**WORK REQUIRED**
List all lines of the data containing the word "JSON".

**Dataset rows describing interfaces**
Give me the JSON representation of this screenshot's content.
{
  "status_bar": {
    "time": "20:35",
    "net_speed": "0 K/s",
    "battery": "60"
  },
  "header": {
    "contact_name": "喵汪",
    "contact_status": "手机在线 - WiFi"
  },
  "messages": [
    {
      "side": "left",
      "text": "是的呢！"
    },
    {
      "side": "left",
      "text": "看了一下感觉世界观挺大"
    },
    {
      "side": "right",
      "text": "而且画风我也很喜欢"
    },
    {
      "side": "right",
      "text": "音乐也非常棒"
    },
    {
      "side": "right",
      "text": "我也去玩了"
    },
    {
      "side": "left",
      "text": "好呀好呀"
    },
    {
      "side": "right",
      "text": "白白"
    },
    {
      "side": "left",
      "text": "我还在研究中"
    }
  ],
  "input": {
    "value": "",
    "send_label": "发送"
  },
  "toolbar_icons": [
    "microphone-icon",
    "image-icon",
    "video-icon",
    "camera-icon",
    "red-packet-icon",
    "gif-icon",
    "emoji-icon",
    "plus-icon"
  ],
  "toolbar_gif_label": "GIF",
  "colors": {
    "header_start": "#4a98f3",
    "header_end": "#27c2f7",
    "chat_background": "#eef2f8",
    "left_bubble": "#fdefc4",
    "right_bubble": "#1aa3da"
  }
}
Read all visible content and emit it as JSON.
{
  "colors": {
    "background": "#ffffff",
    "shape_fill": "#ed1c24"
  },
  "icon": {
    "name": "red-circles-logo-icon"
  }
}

**EXERCISE RESPONSE**
Give me the JSON representation of this screenshot's content.
Read all visible content and emit it as JSON.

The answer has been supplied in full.